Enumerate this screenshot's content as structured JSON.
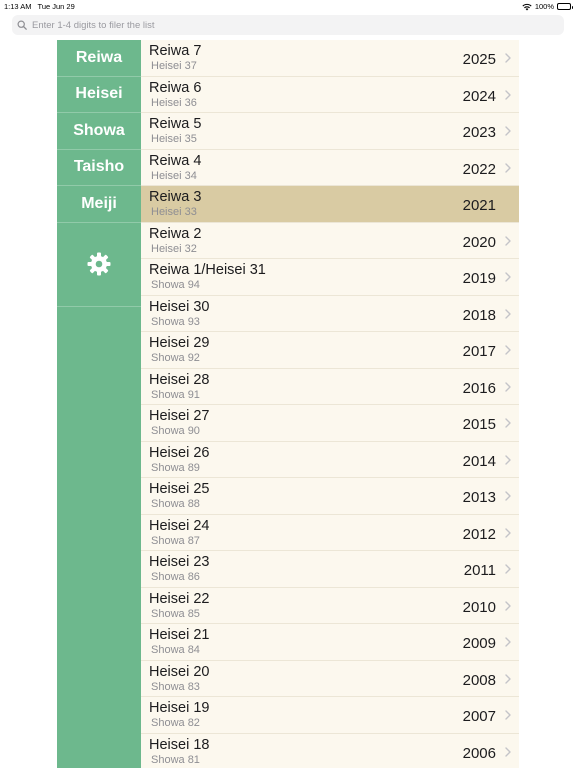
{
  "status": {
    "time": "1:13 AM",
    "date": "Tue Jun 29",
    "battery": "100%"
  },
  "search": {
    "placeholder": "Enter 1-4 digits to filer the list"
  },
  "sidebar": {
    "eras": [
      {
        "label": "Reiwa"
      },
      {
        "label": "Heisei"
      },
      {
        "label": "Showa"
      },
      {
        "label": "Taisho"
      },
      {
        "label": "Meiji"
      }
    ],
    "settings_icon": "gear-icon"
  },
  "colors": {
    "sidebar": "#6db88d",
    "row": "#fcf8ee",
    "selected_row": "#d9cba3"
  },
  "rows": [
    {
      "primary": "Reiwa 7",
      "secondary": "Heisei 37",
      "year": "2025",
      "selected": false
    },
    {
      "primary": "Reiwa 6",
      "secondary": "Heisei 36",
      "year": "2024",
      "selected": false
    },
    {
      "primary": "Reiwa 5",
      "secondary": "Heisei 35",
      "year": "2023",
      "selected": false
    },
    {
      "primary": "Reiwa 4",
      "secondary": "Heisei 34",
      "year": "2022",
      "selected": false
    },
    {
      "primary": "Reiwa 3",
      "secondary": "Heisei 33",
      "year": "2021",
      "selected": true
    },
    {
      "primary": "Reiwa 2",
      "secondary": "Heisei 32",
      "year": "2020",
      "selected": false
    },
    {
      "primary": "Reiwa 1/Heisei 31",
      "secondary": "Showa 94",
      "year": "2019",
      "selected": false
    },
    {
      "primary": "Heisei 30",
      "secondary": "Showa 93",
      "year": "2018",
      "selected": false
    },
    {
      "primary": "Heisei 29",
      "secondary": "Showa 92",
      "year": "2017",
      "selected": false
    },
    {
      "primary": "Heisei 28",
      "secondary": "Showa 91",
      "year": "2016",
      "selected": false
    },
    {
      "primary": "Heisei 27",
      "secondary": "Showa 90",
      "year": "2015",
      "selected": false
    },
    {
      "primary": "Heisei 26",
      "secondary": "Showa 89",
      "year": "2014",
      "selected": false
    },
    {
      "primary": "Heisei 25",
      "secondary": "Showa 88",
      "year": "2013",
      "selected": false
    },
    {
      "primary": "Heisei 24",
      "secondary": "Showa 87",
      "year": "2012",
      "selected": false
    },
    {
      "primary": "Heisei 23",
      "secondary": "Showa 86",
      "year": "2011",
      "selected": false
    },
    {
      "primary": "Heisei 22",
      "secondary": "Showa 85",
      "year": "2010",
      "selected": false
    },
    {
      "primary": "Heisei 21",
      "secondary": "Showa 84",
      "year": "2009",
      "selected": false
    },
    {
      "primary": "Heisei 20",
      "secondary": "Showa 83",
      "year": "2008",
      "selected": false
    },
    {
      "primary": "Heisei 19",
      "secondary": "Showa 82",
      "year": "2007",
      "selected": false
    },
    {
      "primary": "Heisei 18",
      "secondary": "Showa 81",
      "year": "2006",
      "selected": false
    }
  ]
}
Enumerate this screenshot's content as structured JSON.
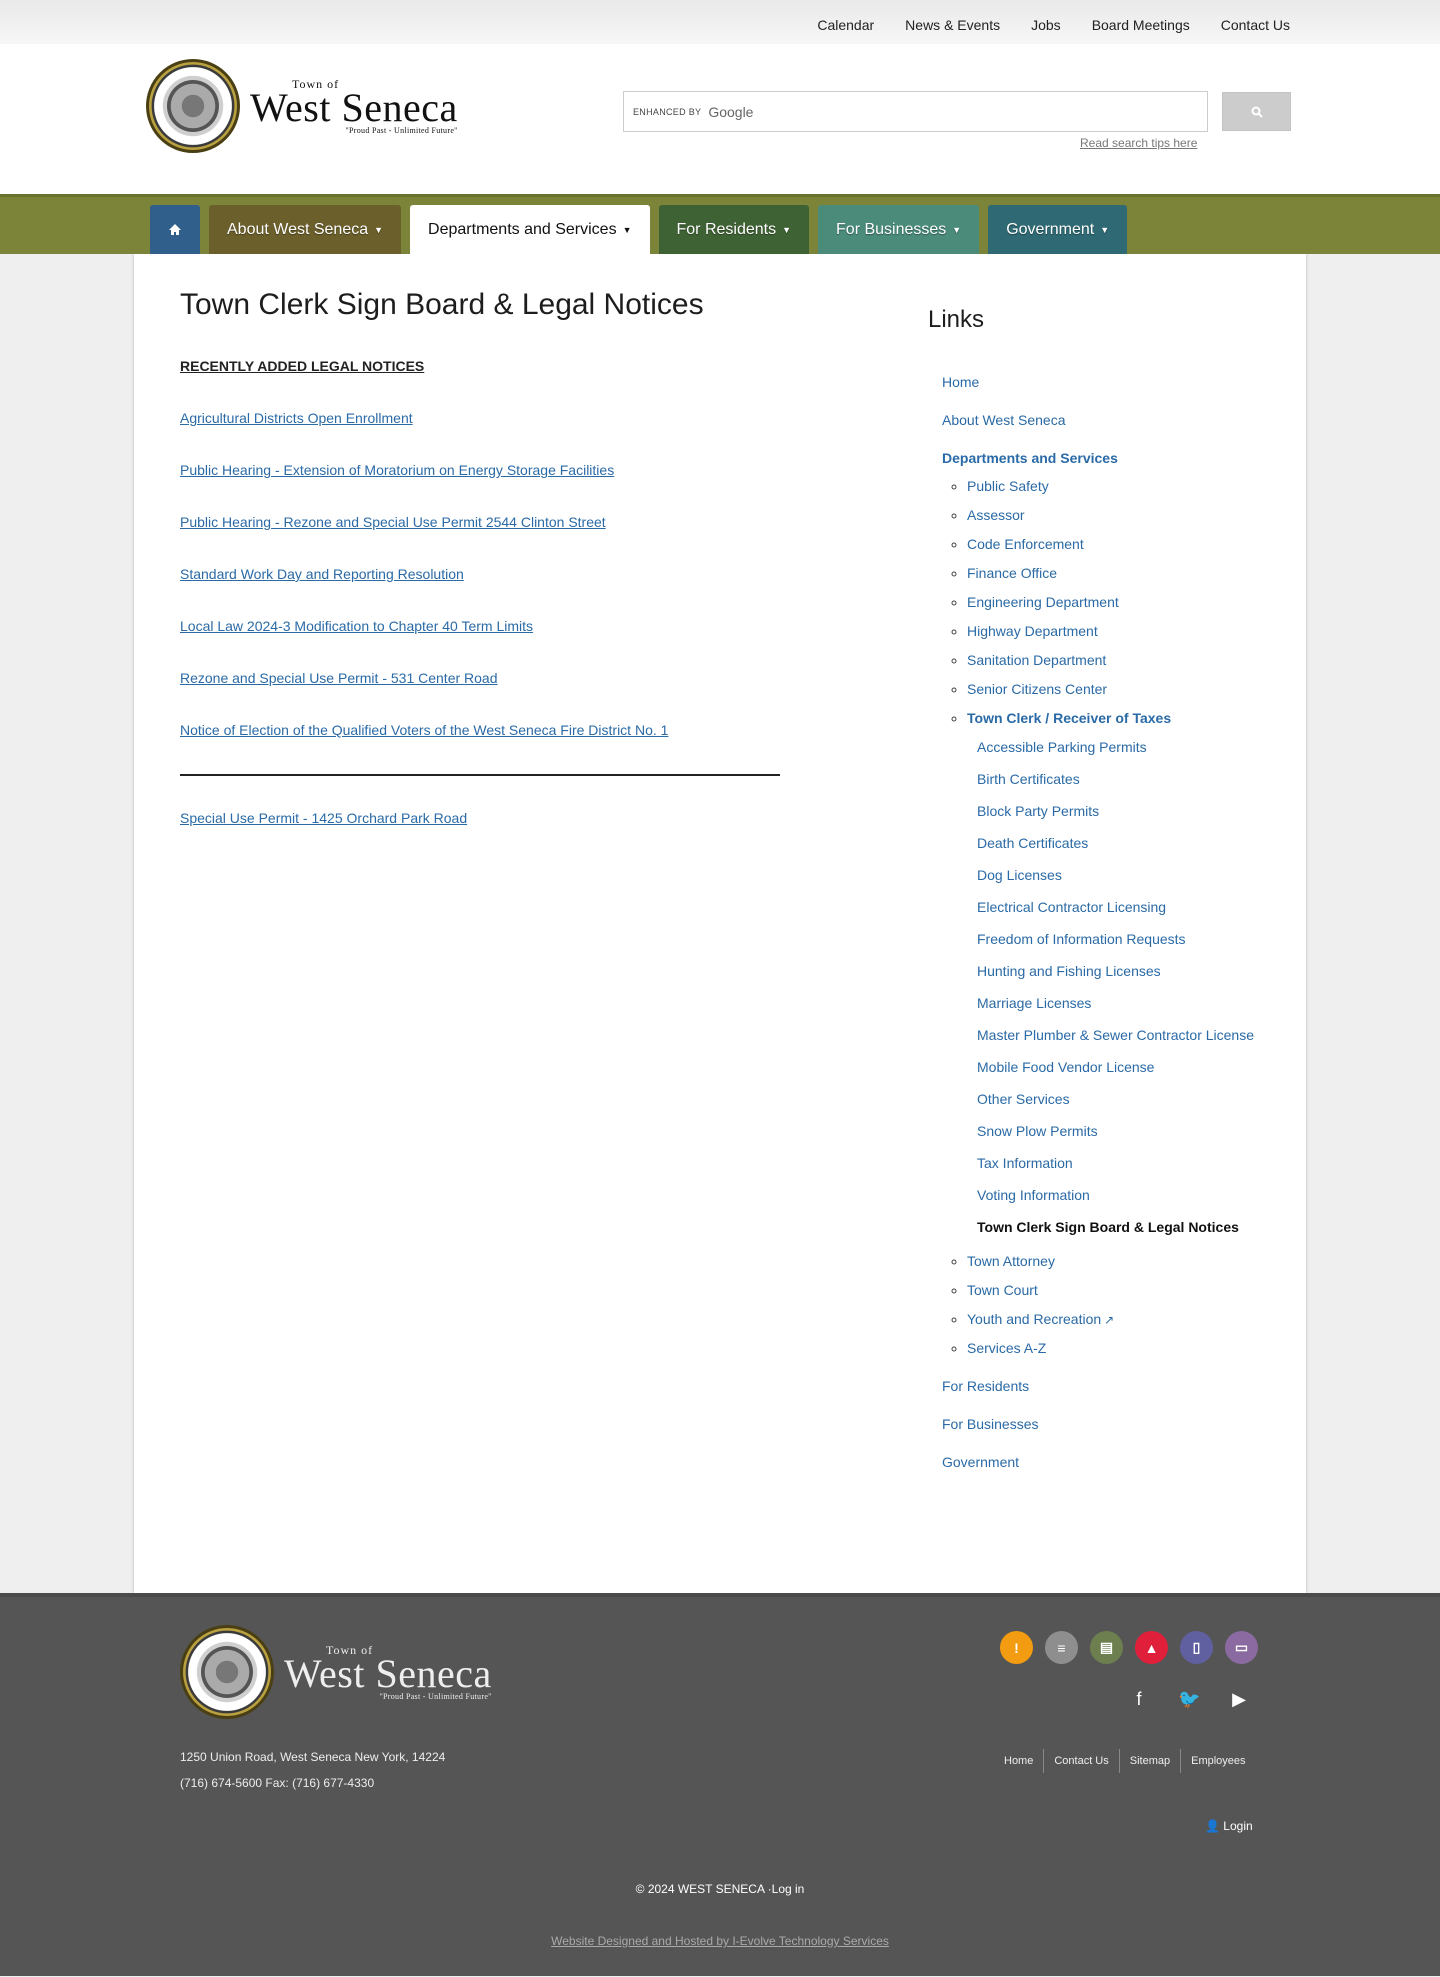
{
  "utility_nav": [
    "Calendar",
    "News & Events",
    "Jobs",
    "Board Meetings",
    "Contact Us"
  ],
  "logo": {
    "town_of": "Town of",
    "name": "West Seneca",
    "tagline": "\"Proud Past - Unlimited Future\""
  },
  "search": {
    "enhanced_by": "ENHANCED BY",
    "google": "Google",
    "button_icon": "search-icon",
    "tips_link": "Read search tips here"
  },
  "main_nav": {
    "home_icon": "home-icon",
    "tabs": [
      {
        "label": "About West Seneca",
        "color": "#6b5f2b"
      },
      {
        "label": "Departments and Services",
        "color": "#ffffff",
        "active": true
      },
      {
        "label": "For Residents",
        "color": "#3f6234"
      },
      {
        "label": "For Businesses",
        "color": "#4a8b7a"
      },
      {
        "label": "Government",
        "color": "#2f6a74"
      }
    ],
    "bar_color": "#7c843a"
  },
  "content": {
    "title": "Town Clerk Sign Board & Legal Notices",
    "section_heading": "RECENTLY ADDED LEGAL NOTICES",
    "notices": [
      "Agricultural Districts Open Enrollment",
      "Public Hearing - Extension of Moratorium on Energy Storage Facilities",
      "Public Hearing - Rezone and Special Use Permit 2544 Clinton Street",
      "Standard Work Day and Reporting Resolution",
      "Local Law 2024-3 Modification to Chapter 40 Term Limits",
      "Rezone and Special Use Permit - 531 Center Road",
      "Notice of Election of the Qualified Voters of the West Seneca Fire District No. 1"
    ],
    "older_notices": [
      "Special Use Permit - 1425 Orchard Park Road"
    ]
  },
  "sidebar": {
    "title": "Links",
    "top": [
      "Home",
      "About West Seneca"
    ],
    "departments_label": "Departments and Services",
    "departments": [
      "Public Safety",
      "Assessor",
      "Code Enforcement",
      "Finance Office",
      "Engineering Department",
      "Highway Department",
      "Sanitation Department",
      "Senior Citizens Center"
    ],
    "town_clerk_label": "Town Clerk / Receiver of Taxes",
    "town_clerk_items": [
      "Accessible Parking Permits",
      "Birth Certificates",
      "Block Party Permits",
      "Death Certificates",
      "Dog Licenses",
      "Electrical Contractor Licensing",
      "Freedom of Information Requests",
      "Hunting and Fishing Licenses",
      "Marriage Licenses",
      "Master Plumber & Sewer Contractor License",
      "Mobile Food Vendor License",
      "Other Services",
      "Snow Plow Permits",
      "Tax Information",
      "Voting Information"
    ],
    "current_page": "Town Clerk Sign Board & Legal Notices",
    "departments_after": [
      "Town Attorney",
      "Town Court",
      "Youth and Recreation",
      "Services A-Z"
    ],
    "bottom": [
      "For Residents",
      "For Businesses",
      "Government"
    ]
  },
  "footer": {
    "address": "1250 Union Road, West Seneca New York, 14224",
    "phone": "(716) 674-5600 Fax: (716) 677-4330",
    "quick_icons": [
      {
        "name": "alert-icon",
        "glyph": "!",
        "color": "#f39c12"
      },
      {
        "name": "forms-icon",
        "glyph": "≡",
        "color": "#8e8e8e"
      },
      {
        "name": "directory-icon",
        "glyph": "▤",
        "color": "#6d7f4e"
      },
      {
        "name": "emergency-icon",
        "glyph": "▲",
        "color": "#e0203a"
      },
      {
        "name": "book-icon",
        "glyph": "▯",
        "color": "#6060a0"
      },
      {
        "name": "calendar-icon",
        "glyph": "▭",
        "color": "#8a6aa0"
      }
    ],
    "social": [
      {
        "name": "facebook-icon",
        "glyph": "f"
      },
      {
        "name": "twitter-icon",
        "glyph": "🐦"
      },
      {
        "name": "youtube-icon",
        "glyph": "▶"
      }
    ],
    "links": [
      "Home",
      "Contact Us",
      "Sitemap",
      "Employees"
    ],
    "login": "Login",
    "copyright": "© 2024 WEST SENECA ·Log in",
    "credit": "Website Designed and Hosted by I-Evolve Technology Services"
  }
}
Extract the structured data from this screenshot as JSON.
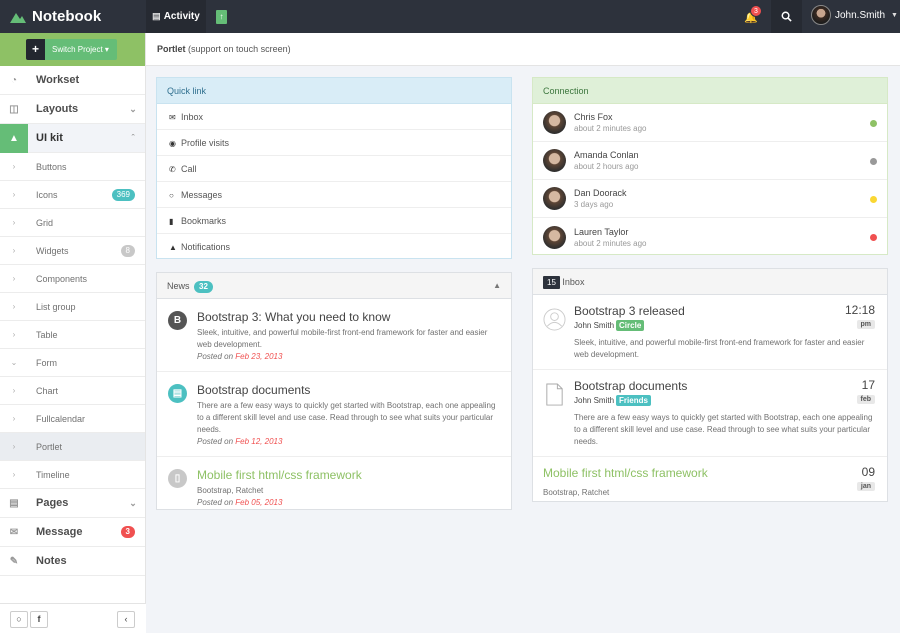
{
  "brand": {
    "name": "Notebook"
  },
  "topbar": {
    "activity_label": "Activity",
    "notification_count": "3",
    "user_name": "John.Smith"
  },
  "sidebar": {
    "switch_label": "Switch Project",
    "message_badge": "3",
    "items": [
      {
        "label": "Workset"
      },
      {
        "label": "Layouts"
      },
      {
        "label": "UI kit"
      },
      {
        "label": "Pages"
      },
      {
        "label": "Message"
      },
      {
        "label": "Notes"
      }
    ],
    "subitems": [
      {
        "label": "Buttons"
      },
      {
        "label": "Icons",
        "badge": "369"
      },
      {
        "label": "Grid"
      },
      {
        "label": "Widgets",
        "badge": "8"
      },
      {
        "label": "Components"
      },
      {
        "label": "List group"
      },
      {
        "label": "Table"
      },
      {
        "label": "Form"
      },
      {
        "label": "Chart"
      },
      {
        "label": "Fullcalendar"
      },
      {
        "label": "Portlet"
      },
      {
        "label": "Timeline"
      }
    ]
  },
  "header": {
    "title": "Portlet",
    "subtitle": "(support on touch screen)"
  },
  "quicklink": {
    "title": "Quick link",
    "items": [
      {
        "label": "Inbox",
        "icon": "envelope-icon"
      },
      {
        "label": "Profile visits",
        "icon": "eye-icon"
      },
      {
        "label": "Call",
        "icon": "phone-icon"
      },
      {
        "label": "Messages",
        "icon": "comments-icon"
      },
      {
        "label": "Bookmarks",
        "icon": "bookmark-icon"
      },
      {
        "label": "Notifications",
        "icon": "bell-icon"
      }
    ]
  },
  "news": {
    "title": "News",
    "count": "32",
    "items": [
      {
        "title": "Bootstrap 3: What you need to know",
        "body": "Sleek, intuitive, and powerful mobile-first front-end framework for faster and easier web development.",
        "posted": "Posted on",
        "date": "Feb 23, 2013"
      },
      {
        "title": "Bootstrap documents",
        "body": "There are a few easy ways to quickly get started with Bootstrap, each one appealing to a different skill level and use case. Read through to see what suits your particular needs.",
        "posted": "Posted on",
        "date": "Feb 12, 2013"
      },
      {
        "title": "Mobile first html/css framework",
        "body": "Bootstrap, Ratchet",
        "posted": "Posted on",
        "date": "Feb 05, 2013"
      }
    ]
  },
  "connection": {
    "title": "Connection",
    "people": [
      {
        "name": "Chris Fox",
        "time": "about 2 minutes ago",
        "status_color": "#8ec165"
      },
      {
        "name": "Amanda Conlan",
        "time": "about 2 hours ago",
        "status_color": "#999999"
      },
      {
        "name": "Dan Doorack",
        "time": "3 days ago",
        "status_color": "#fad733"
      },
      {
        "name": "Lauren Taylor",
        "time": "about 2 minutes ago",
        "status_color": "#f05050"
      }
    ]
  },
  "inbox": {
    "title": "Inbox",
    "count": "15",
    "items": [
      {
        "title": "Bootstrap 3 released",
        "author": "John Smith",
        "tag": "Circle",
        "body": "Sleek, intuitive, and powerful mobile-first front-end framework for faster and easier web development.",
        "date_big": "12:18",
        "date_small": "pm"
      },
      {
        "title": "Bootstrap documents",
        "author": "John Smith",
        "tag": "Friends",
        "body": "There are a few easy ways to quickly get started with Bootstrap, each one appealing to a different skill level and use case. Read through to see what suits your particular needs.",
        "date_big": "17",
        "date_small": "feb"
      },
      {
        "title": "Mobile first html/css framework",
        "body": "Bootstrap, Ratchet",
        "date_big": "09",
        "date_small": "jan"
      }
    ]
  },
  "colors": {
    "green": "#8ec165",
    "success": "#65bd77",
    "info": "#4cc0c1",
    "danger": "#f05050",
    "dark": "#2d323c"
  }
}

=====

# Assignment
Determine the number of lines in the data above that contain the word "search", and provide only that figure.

# Solution to this task
4